A closely-watched gauge of future U.S. economic activity rose for the third straight month in May, showing the economy will remain robust through the spring and summer, a private research firm said Thursday.

The Conference Board (search) said its index of leading indicators rose 0.5 percent in May to 116.5, after a 0.1 percent gain in April.

The rise was slightly higher than expected on Wall Street, where analysts had anticipated a 0.4 percent rise.

"The data reflect a robust economic environment this spring and point to more of the same this summer," said Ken Goldstein, economist at the Conference Board.

"There are concerns about the high cost of gasoline, milk and a possible rise in short-term interest rates, but almost one million new jobs opened up in the last three months. Investment, inventory and even export growth continue to improve. This confluence of economic strengths is a recipe for continued job gains, and possibly a little more inflation," he added.

The Conference board said the pickup in the leading index was broad-based, with eight of 10 components rising in the month. The two negative contributors were consumer expectations and stock prices.

The index has climbed 2.0 percent in the six months since December, with nine of ten components gaining ground.

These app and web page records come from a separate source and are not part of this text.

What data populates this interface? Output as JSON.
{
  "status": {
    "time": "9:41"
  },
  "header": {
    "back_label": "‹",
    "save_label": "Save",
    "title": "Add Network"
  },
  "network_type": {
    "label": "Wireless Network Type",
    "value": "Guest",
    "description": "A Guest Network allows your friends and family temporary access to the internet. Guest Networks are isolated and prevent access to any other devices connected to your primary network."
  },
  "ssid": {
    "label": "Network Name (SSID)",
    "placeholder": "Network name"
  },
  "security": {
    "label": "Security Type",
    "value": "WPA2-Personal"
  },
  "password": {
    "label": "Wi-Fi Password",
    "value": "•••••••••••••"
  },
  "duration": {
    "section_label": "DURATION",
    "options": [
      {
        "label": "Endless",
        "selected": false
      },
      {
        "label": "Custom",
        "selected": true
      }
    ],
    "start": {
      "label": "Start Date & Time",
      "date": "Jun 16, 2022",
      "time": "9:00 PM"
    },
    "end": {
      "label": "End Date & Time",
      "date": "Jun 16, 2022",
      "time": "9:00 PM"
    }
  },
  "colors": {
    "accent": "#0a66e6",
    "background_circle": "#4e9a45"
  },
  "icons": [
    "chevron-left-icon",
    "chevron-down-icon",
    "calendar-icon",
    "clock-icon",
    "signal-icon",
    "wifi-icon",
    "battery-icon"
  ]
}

The board said its coincident index rose 0.3 percent in May, matching a gain the previous month. The lagging index advanced a milder 0.1 percent.